▶ **ABOUT THIS TASK**
Find every line in the records below that holds the word "VMware", and copy each one.

▶ **PROVIDED ENTRIES**
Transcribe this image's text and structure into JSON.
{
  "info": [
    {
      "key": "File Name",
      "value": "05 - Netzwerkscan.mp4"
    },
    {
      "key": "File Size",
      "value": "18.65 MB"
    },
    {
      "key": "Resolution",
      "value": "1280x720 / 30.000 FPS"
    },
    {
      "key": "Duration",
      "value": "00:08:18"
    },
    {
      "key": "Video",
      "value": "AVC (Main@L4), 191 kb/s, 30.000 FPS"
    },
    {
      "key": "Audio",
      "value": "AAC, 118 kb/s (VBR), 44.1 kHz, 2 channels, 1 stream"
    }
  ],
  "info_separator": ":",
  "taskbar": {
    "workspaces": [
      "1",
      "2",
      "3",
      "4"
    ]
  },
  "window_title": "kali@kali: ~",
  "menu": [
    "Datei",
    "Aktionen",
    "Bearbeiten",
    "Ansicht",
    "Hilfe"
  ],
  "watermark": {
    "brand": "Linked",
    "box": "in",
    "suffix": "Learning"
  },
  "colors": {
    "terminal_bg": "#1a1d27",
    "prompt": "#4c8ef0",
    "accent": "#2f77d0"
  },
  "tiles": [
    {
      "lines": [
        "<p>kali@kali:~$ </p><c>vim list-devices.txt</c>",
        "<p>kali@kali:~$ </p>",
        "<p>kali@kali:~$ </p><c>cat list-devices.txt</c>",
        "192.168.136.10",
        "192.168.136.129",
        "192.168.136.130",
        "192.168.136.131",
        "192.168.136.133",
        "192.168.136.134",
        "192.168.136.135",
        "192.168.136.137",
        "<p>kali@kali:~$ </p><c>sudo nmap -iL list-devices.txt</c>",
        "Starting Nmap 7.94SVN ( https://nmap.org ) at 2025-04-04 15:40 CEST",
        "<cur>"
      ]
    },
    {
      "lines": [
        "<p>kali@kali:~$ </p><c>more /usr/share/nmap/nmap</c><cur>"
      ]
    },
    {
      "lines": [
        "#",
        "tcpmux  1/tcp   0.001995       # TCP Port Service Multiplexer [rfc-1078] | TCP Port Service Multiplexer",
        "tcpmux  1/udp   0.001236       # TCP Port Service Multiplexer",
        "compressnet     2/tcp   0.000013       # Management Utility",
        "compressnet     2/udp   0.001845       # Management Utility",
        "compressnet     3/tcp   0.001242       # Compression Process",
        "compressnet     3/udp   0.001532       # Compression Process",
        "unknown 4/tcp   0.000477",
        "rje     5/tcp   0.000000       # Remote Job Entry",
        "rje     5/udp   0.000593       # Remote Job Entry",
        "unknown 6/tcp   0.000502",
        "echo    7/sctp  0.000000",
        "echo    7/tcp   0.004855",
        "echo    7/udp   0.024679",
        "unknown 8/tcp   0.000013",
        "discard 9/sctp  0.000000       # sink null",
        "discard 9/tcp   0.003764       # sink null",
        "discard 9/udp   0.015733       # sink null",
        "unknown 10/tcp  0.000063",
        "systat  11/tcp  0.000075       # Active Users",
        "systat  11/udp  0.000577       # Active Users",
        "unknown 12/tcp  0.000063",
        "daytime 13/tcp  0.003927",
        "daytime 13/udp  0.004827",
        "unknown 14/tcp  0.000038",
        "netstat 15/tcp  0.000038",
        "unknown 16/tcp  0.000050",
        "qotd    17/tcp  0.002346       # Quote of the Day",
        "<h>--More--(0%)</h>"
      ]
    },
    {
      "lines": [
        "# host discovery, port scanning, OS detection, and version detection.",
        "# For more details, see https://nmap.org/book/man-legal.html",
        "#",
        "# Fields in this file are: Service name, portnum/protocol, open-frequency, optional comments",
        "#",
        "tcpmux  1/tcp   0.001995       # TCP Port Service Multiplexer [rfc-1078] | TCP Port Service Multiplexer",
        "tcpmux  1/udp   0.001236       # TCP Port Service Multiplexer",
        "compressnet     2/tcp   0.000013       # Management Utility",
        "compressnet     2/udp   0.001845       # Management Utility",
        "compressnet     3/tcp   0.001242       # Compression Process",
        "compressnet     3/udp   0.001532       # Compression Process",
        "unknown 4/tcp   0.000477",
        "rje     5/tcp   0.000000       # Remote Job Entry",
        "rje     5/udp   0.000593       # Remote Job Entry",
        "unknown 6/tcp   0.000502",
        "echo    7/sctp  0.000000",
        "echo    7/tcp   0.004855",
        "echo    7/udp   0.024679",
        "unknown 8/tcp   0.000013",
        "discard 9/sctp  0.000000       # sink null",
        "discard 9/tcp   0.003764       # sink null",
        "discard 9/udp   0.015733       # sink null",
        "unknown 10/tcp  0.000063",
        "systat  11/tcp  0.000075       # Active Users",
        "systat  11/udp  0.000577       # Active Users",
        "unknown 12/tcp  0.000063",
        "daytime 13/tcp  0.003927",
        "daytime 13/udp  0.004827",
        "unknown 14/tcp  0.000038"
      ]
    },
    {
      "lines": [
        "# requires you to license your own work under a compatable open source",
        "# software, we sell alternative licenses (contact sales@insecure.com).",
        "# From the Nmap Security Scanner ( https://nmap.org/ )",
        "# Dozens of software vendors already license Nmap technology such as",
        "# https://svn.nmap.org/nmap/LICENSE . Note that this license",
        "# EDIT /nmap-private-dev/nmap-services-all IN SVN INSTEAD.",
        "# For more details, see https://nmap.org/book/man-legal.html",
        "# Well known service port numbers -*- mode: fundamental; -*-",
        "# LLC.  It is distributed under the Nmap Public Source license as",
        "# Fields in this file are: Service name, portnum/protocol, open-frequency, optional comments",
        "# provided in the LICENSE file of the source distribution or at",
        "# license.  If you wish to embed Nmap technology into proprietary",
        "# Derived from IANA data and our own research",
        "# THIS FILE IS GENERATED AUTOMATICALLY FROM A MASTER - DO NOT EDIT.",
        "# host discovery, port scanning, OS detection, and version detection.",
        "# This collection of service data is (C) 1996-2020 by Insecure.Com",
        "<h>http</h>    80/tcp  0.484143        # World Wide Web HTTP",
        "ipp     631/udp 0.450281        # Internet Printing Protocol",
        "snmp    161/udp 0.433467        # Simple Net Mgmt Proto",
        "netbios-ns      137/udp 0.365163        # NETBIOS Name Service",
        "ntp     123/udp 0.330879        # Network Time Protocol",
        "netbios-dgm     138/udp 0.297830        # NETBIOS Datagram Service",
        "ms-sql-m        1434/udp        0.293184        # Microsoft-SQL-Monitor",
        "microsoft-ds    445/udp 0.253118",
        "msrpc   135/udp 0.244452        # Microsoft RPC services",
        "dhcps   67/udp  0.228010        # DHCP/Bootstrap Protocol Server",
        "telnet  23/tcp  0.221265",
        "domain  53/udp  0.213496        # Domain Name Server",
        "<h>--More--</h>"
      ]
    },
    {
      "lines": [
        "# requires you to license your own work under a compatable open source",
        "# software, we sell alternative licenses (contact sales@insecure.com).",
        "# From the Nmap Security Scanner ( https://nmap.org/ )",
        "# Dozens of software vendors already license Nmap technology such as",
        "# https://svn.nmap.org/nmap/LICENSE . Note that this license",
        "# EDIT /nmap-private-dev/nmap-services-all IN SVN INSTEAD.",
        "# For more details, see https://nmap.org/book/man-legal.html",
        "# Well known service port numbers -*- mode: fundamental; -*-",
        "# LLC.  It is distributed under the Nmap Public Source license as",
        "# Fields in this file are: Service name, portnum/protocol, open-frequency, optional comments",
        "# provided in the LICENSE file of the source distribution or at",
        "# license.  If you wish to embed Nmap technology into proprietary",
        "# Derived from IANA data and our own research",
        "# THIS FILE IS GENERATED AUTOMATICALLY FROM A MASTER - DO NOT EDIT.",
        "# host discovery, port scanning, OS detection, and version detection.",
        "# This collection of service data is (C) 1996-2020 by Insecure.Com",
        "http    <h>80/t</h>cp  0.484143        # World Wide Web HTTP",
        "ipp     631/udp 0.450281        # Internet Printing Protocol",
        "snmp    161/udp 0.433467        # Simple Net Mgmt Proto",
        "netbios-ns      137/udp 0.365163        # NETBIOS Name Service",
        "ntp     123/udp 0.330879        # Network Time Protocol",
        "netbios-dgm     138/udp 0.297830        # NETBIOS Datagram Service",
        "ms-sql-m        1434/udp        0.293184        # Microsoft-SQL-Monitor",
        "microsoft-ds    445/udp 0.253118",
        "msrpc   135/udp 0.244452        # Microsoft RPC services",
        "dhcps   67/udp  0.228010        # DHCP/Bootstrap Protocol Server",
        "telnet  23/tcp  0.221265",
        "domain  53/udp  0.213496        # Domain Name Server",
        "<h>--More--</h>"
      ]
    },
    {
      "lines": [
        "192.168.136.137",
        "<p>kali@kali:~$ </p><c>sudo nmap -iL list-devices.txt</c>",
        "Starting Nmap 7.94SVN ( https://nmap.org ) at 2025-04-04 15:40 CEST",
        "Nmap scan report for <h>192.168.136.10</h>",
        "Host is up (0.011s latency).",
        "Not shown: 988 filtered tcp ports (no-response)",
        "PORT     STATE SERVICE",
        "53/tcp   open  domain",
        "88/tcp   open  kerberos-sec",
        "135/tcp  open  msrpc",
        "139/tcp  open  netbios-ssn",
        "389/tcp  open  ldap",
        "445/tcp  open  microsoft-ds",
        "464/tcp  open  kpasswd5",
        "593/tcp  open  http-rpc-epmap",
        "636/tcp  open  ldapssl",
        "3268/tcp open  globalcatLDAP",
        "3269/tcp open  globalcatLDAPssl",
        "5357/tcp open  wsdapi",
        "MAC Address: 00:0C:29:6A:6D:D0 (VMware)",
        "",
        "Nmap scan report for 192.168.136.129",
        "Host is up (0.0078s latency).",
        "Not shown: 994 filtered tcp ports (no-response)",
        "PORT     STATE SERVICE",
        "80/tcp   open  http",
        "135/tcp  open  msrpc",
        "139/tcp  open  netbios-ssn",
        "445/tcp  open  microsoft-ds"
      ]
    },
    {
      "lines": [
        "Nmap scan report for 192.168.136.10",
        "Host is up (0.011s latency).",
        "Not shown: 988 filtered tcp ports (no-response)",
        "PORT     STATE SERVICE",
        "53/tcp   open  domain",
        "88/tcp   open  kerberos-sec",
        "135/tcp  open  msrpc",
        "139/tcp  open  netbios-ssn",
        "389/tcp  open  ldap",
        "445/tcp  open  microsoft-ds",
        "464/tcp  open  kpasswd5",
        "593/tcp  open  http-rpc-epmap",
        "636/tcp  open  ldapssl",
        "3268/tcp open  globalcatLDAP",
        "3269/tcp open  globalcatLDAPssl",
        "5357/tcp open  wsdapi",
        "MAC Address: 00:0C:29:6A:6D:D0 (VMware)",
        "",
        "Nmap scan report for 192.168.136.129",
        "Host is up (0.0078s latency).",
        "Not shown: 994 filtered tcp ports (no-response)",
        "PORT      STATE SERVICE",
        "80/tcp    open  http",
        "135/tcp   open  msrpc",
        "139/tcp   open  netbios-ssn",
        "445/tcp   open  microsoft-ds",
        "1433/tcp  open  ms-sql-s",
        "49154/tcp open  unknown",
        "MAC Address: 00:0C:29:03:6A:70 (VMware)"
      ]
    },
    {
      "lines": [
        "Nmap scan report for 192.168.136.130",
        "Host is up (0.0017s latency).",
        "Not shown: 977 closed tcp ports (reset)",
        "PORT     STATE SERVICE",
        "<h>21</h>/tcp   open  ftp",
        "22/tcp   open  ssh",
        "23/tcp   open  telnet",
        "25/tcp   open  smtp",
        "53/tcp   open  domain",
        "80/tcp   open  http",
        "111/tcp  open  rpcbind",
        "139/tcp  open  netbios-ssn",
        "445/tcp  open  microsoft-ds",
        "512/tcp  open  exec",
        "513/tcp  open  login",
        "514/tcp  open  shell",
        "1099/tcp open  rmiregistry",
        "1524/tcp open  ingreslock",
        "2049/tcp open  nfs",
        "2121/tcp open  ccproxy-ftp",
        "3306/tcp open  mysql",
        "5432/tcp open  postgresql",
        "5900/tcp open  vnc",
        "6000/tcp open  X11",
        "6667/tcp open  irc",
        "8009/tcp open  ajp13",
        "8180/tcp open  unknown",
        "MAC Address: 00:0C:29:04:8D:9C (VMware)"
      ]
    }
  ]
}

▶ **SOLUTION TO THIS TASK**
        "MAC Address: 00:0C:29:6A:6D:D0 (VMware)",
        "MAC Address: 00:0C:29:6A:6D:D0 (VMware)",
        "MAC Address: 00:0C:29:03:6A:70 (VMware)"
        "MAC Address: 00:0C:29:04:8D:9C (VMware)"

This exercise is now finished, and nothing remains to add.